- EXERCISE REQUIREMENTS -
Show all lines below holding the string "days".

Dataset rows describing interfaces:
● ● ● ● ●

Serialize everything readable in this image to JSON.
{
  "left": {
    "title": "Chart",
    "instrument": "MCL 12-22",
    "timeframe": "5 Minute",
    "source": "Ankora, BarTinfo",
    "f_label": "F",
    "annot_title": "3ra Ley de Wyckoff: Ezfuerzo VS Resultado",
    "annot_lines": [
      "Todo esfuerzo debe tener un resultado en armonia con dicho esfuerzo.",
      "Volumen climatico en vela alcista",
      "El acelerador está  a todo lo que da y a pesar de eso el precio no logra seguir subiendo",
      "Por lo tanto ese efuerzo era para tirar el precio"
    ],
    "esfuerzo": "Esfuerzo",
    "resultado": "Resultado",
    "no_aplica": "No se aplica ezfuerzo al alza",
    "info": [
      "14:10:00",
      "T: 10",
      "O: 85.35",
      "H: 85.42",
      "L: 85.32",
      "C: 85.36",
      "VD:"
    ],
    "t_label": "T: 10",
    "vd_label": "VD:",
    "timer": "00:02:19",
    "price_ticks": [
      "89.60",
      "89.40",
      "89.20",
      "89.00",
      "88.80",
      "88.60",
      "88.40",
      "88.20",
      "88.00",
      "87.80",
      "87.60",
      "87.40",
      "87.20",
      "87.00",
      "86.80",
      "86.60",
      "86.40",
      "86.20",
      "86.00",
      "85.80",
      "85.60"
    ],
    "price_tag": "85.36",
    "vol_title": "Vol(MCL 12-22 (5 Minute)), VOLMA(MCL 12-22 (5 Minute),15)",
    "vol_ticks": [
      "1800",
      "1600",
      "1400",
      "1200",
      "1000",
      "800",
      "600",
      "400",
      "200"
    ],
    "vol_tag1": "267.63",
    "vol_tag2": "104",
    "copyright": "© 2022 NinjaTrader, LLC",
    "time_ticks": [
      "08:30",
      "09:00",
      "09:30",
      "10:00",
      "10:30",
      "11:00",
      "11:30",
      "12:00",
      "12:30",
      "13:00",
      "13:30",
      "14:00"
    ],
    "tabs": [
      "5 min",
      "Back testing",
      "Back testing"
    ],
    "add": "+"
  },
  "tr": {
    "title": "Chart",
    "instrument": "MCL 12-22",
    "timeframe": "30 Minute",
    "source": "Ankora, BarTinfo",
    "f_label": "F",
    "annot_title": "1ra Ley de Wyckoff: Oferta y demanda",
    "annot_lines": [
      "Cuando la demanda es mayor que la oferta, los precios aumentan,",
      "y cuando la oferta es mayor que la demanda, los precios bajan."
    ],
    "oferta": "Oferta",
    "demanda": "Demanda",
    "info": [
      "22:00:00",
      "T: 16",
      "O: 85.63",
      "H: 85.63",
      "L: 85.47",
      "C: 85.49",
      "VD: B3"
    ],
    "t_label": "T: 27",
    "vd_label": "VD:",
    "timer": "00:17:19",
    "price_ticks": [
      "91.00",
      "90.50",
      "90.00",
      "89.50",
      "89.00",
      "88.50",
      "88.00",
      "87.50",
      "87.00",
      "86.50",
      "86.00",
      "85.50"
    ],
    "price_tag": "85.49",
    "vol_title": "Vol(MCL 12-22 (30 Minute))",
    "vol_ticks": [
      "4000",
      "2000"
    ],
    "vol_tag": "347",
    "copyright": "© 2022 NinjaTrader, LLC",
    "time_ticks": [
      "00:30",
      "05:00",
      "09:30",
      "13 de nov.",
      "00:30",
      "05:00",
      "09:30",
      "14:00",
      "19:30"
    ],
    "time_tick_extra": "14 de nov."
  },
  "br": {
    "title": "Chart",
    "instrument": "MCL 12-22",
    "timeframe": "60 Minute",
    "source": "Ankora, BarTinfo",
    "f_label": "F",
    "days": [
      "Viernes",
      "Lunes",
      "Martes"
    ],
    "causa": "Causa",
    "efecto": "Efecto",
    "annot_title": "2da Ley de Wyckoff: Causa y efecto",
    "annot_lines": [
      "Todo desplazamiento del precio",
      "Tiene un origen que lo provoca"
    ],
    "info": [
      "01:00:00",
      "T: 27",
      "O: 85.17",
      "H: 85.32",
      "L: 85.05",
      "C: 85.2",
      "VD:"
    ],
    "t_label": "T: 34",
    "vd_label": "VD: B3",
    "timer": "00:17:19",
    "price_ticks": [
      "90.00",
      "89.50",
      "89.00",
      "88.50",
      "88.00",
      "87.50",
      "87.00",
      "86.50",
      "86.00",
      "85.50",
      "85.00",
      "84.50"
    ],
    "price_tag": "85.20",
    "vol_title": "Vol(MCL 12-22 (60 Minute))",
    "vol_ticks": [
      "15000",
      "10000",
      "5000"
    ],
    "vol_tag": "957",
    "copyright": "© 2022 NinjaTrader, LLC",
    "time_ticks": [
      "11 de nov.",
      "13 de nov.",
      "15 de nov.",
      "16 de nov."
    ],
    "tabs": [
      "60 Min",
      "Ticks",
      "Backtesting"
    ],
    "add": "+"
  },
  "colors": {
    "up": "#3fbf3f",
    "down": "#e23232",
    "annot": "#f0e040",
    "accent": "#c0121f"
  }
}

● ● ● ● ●

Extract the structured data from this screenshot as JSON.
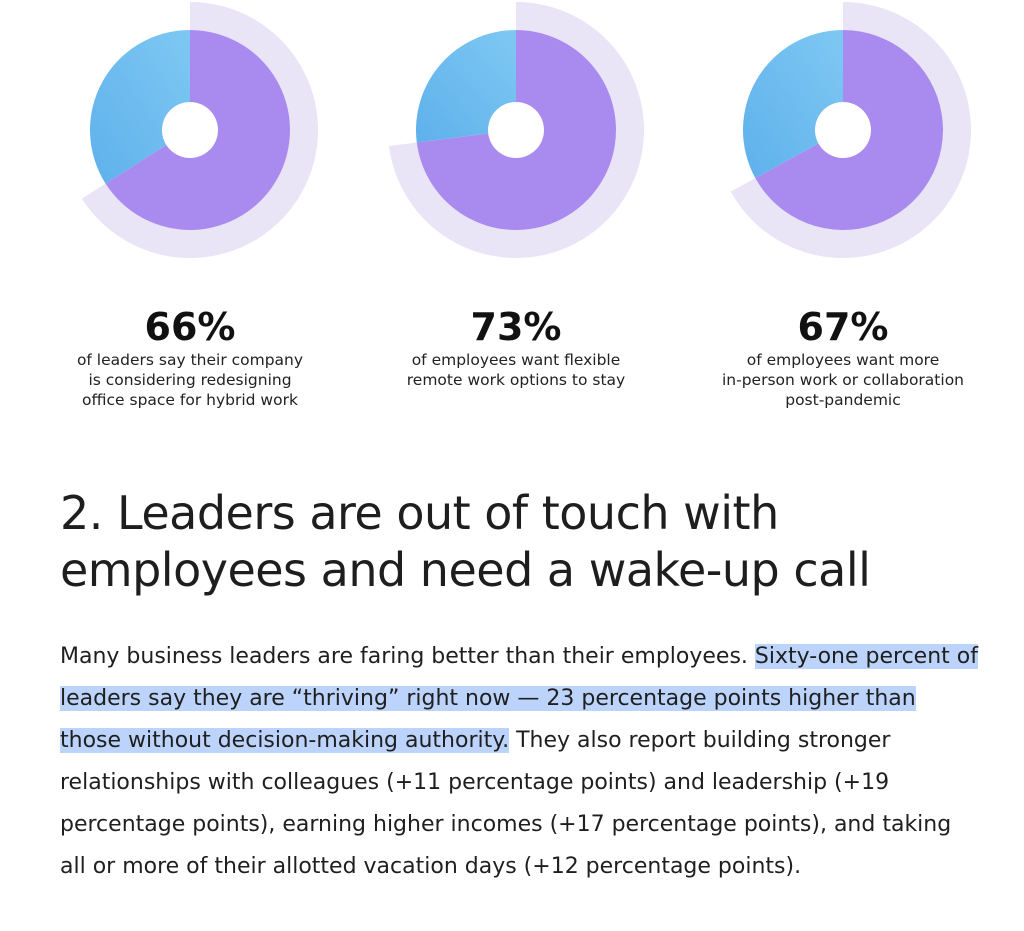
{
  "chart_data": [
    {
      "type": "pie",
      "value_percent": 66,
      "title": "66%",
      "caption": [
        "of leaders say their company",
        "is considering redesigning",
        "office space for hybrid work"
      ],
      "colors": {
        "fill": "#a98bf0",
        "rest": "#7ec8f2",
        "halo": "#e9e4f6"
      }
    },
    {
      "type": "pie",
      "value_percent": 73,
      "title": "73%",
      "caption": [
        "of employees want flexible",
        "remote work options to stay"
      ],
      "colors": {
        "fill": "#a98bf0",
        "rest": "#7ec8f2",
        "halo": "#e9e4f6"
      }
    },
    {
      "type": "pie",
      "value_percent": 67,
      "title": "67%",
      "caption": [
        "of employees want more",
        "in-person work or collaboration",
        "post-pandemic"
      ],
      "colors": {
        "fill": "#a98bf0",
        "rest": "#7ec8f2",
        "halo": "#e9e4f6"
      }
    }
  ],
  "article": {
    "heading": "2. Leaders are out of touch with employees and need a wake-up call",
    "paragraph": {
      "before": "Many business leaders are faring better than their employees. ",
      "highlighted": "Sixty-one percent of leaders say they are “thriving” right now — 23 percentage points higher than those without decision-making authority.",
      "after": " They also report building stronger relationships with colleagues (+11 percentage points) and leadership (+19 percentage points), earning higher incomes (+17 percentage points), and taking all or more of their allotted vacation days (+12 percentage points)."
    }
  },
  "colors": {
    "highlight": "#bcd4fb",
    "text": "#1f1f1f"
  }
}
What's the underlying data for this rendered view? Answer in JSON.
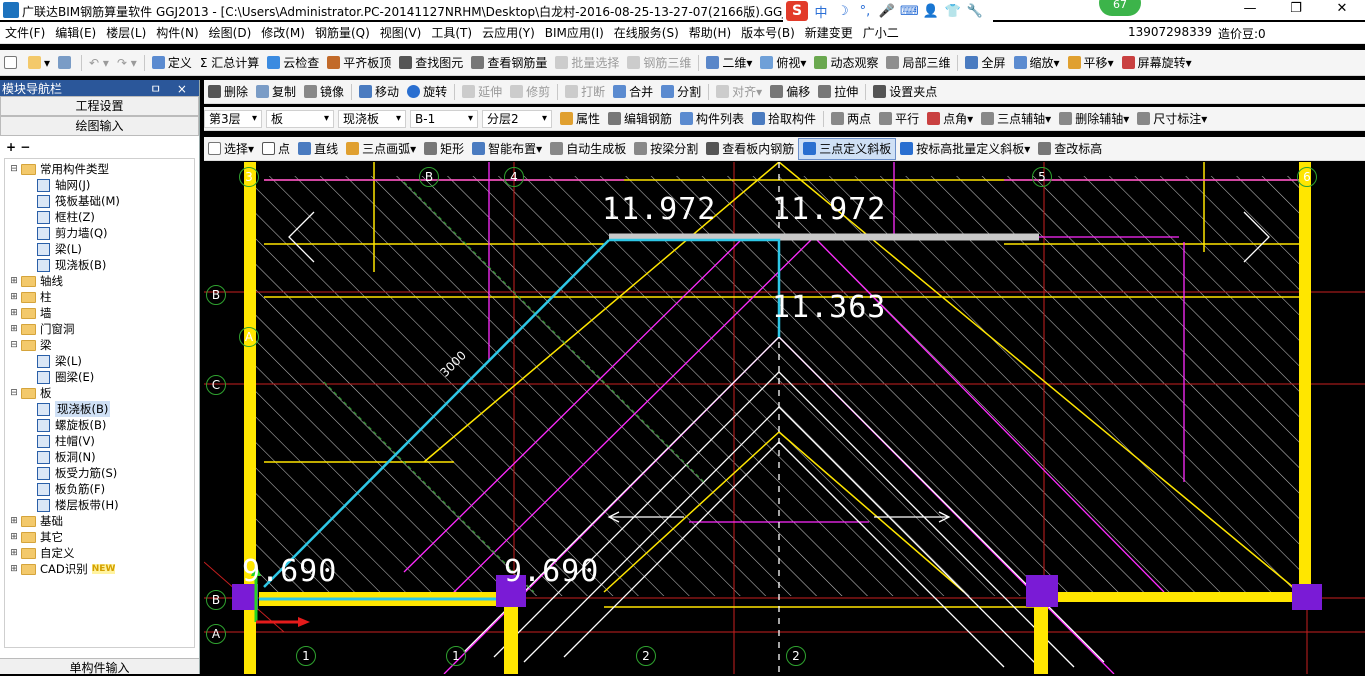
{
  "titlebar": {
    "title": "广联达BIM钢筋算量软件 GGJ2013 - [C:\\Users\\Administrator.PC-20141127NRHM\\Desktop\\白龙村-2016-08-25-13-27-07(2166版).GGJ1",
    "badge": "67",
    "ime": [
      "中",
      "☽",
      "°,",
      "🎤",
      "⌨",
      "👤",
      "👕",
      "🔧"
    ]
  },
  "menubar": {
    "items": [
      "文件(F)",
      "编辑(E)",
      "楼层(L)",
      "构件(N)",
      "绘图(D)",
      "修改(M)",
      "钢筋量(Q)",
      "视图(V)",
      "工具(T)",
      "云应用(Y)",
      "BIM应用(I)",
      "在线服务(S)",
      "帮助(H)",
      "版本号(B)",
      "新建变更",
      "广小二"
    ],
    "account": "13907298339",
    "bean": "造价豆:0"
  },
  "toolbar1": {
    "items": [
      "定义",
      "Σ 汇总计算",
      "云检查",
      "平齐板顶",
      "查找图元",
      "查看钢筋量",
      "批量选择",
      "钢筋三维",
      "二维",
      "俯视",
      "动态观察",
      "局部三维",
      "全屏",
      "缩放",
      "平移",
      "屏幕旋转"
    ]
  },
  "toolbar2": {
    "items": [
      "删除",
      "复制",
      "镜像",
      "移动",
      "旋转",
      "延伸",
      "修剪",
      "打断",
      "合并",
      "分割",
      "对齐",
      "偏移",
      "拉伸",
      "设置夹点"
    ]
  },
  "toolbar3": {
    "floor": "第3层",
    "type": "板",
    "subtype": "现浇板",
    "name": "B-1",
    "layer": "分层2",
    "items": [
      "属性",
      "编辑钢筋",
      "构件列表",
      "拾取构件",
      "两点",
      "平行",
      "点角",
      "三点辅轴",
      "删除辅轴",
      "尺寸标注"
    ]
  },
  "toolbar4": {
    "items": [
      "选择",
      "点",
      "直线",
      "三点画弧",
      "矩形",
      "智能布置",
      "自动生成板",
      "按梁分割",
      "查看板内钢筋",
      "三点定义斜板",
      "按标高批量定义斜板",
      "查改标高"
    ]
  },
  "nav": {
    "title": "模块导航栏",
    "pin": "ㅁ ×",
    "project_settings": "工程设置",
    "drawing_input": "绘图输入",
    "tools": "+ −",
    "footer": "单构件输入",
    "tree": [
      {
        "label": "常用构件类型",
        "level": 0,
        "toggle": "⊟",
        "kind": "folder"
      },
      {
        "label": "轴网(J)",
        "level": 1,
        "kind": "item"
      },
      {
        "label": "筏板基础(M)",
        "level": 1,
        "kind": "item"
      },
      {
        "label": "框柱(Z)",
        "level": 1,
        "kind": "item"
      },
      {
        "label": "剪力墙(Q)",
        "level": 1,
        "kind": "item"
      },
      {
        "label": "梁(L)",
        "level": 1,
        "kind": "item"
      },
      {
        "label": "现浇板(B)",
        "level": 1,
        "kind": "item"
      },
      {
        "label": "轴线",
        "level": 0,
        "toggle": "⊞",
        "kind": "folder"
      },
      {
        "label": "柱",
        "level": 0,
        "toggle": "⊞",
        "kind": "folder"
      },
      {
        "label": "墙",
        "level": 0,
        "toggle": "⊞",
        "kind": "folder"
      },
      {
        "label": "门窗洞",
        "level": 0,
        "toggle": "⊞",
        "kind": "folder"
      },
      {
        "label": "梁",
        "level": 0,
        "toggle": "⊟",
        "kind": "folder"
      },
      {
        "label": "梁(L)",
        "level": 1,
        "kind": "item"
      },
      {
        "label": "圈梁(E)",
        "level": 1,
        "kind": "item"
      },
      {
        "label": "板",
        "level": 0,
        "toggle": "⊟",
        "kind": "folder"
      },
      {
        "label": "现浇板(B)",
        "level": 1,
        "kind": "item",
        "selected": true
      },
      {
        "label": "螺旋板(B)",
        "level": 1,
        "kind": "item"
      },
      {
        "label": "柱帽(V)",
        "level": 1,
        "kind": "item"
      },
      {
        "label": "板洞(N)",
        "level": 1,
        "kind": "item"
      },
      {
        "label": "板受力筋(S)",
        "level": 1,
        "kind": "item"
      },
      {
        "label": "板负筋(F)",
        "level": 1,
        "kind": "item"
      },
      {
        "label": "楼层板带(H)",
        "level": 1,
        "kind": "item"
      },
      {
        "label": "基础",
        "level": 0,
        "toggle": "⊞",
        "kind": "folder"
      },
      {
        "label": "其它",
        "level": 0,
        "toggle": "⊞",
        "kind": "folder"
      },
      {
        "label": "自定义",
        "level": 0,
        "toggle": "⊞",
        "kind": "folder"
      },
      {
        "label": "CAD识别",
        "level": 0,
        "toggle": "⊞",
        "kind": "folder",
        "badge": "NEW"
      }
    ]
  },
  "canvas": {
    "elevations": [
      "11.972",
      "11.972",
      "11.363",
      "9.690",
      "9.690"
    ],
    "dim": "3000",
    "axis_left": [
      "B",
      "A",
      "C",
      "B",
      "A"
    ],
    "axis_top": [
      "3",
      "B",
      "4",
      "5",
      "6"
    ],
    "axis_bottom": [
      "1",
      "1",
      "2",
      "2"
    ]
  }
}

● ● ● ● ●

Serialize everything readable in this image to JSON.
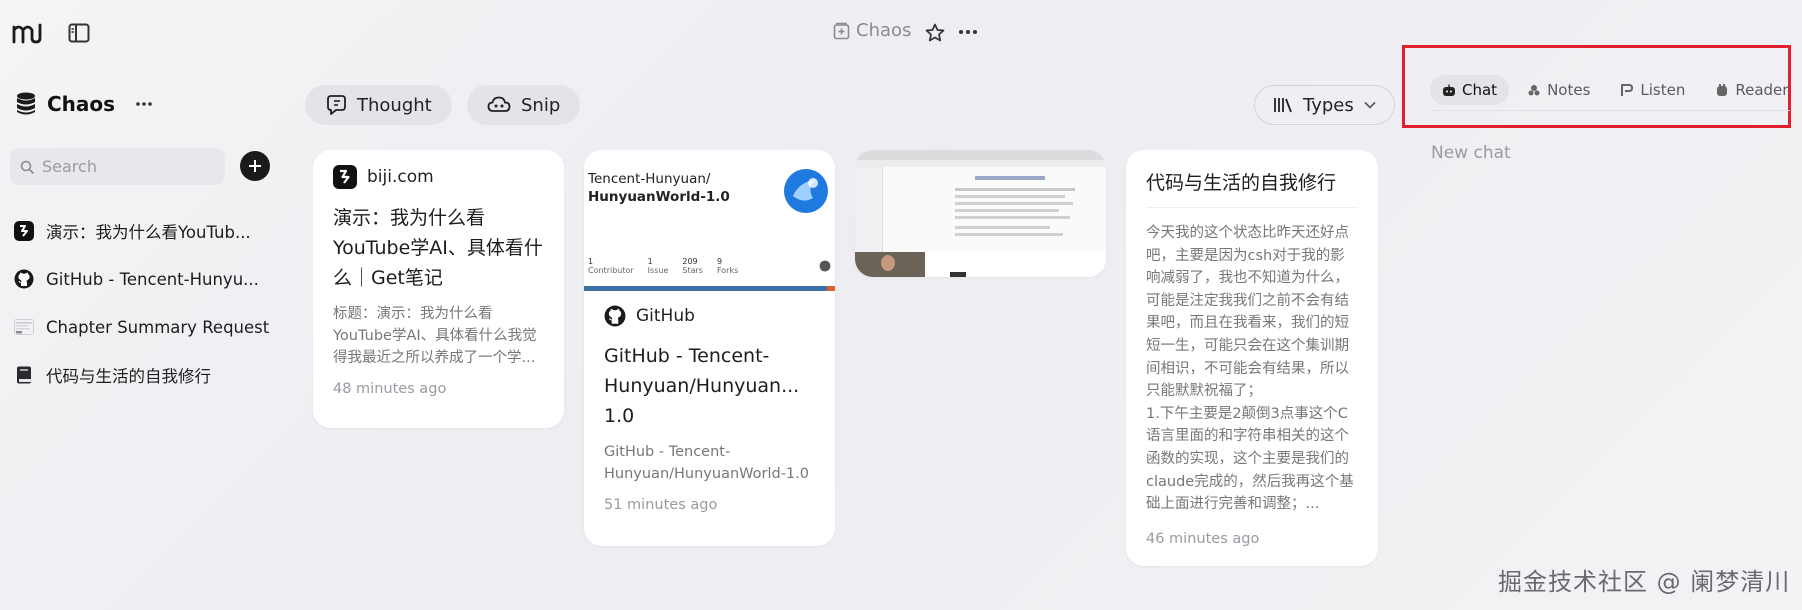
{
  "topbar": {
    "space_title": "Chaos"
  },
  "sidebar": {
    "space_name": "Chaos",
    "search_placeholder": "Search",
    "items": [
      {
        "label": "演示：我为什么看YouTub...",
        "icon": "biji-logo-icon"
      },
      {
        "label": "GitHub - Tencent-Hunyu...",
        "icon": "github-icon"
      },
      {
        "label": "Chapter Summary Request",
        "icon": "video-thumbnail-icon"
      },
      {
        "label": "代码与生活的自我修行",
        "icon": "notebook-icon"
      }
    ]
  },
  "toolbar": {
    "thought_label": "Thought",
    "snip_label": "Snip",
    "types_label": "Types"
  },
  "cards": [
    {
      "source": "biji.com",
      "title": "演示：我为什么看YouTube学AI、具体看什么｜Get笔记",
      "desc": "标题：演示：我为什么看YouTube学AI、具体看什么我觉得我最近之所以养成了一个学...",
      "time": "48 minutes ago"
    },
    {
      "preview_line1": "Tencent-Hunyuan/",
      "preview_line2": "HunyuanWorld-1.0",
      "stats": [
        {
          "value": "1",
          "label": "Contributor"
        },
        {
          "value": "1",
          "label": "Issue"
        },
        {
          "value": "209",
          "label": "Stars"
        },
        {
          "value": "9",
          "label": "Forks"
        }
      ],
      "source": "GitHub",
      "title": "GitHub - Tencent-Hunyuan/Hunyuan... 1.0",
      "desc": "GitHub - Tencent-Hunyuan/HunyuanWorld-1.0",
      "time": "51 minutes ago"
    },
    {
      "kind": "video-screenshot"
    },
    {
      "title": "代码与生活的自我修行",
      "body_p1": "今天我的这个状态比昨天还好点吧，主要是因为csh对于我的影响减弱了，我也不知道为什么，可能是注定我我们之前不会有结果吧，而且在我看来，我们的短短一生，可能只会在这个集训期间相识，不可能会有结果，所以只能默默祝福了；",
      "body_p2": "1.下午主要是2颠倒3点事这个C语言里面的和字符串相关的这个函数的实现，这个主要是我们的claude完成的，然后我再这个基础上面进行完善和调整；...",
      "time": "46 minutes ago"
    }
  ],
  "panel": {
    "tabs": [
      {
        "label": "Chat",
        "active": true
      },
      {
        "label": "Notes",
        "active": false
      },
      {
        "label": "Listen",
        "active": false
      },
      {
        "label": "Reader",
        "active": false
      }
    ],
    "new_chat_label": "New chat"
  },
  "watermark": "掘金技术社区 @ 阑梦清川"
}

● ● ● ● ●

- TASK ANSWER -
    "days": [
      "after": " They also report building stronger relationships with colleagues (+11 percentage points) and leadership (+19 percentage points), earning higher incomes (+17 percentage points), and taking all or more of their allotted vacation days (+12 percentage points)."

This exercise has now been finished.